Given all this, Manson and his co-defendants could have adopted a narrow defense strategy that accepted the government’s strengths and that highlighted its weaknesses. At least one of the three co-defendants at trial was going to be convicted (Patricia Krenwinkel’s fingerprint had been found at the Tate home, and Krenwinkel, Atkins and Van Houten each had confessed to some future government witness about her involvement), and they could have pleaded guilty and then testified on Manson’s behalf, emphasizing his lack of involvement.
Instead, Manson and his co-defendants fought every issue, losing credibility and drowning out their best points as they tried to win every point. Krenwinkel’s lawyer tried to explain away her fingerprint by suggest that Krenwinkel had been invited to the Tate home. And Manson’s lawyer tried to suggest that Manson simply was the equivalent of a politician who said outrageous things and that he was being persecuted because of his lifestyle. Defense lawyers did not even give opening statements, missing a chance to focus the jury’s attention on the vulnerabilities in the government’s case.
This left the jury to consider (1) a government case that explained most of what happened in the Tate murders and in the La Bianca murders and that was corroborated in some significant parts and (2) defense arguments that attacked the government witnesses but offered no coherent explanation for how the defendants might have been wrongfully connected to the murders. The defense would have been better served by admitting most of the disputed facts and focusing the jury’s attention on the domination issue that Bugliosi himself had been most worried about.

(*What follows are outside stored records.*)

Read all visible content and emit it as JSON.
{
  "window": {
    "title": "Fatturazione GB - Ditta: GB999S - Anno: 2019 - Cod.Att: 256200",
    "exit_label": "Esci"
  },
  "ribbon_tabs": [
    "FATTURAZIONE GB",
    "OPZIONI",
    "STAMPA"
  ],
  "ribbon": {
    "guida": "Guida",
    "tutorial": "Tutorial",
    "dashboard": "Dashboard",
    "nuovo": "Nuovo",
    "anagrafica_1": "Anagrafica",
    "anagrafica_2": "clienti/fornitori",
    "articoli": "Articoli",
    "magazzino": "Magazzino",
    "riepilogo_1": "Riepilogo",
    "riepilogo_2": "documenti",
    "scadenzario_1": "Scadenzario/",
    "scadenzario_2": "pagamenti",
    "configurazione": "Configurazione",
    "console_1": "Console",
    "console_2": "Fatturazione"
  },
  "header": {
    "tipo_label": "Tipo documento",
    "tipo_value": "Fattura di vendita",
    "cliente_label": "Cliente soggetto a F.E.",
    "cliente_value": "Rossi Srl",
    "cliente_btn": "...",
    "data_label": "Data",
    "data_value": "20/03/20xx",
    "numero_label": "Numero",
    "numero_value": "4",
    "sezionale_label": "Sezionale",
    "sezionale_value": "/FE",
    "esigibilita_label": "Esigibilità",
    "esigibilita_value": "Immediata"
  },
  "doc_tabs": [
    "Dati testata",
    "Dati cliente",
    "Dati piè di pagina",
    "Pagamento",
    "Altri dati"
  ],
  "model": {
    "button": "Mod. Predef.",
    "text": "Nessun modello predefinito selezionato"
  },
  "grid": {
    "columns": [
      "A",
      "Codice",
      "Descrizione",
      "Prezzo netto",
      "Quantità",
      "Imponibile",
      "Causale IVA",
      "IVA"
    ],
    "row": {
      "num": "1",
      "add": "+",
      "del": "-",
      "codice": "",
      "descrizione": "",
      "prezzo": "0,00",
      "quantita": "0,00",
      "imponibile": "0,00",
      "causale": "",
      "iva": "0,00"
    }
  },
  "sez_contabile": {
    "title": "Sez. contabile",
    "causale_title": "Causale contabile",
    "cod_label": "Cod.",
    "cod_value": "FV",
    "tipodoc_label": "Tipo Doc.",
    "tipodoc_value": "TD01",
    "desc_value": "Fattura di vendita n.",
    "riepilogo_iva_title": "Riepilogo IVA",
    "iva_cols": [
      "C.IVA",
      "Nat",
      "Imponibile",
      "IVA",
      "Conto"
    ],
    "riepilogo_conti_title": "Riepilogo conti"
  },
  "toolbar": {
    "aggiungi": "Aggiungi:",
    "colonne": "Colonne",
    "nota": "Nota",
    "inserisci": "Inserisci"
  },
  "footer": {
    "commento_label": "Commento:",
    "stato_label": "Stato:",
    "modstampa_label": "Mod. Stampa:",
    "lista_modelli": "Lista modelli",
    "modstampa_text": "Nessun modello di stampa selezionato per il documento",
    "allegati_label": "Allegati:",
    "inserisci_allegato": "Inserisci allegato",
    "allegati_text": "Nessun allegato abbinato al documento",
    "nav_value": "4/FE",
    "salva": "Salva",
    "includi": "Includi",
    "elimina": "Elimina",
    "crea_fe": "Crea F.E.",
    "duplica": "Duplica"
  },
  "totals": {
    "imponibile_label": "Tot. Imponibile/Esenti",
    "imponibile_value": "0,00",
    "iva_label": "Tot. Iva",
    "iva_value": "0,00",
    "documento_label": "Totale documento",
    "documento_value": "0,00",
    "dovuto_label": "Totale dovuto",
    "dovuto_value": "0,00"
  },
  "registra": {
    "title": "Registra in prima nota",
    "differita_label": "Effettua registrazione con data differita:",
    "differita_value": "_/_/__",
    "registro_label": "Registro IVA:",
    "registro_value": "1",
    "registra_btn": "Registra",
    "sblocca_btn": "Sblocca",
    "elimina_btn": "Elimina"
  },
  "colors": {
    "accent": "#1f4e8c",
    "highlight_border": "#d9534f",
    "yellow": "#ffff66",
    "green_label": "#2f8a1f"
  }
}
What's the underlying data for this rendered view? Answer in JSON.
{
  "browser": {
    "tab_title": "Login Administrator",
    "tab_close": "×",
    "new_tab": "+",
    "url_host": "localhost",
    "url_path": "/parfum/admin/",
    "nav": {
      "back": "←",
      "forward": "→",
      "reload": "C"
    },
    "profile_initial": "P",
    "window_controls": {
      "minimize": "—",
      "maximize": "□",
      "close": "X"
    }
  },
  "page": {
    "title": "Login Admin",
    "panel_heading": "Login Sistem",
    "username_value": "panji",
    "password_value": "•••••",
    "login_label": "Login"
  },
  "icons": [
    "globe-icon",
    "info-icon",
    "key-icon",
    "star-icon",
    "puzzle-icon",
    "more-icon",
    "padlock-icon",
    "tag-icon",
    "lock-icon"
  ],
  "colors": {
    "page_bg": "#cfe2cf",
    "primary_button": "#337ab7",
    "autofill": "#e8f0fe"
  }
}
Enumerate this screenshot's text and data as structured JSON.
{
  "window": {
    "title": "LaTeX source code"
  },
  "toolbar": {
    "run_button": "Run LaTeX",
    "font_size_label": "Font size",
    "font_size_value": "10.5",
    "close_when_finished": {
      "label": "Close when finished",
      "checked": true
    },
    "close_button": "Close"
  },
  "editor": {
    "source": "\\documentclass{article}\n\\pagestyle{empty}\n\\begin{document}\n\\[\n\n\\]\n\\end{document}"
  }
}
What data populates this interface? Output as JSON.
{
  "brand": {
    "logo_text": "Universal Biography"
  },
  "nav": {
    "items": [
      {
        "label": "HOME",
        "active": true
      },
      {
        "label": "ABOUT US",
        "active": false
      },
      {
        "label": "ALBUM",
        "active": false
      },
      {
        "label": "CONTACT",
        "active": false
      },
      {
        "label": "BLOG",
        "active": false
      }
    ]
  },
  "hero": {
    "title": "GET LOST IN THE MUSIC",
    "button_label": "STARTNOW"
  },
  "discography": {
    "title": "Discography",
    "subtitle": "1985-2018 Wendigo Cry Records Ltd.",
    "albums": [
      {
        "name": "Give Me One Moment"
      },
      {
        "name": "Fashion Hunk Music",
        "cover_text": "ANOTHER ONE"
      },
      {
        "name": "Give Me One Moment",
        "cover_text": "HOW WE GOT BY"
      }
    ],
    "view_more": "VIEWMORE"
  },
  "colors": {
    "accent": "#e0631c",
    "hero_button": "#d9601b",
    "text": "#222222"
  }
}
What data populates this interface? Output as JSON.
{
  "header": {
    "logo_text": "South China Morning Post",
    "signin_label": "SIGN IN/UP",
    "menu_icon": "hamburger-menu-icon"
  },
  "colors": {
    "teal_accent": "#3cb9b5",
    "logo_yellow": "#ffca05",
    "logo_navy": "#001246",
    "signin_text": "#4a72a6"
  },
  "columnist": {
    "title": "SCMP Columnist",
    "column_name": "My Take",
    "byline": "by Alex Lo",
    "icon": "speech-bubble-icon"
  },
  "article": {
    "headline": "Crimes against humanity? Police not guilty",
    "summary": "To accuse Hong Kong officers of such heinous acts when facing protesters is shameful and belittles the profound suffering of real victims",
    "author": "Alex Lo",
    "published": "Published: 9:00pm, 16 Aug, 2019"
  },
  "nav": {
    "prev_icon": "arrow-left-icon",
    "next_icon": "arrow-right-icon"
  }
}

In fact, this almost happened at the very end of the trial. When the government rested its case, all three of Manson’s co-defendants said that they wanted to testify, apparently to say that they had planned and executed the murders themselves without Manson’s involvement. Manson apparently had second thoughts about the strategy, and no defendant ultimately testified. Had Manson stuck with the strategy, and had he implemented it before the trial even started, the trial would have been very different, and the outcome would have been less certain. (After all were convicted, each of Manson’s co-defendants did testify along these lines during the penalty phase of the trial, though they had lost most if not all credibility by that point.)
Defendants facing trial today should try to learn from Manson’s mistake. Choose your battles. Do not waste your credibility on weak arguments. Accept the points that the government will almost definitely win, and focus the jury’s attention instead on the points where the government is vulnerable or where your testimony can make a difference. Fraud cases, for example, often boil down to the defendant’s state of mind. Some defendants would be far better off arguing that they were too mistaken or too naïve or even too dumb to have intentionally and/or willfully committed fraud, rather than trying to argue that everything that they did was perfect or that nothing bad had happened.
The Manson trial was one of the most famous criminal cases of the 20th century and continues to deserve that reputation today, and not just through the notoriety of the crimes and its lead defendant. Prosecutors, defense lawyers, and defendants themselves could all benefit from the lessons the trial offers.
Stephen Chahn Lee is a former federal prosecutor.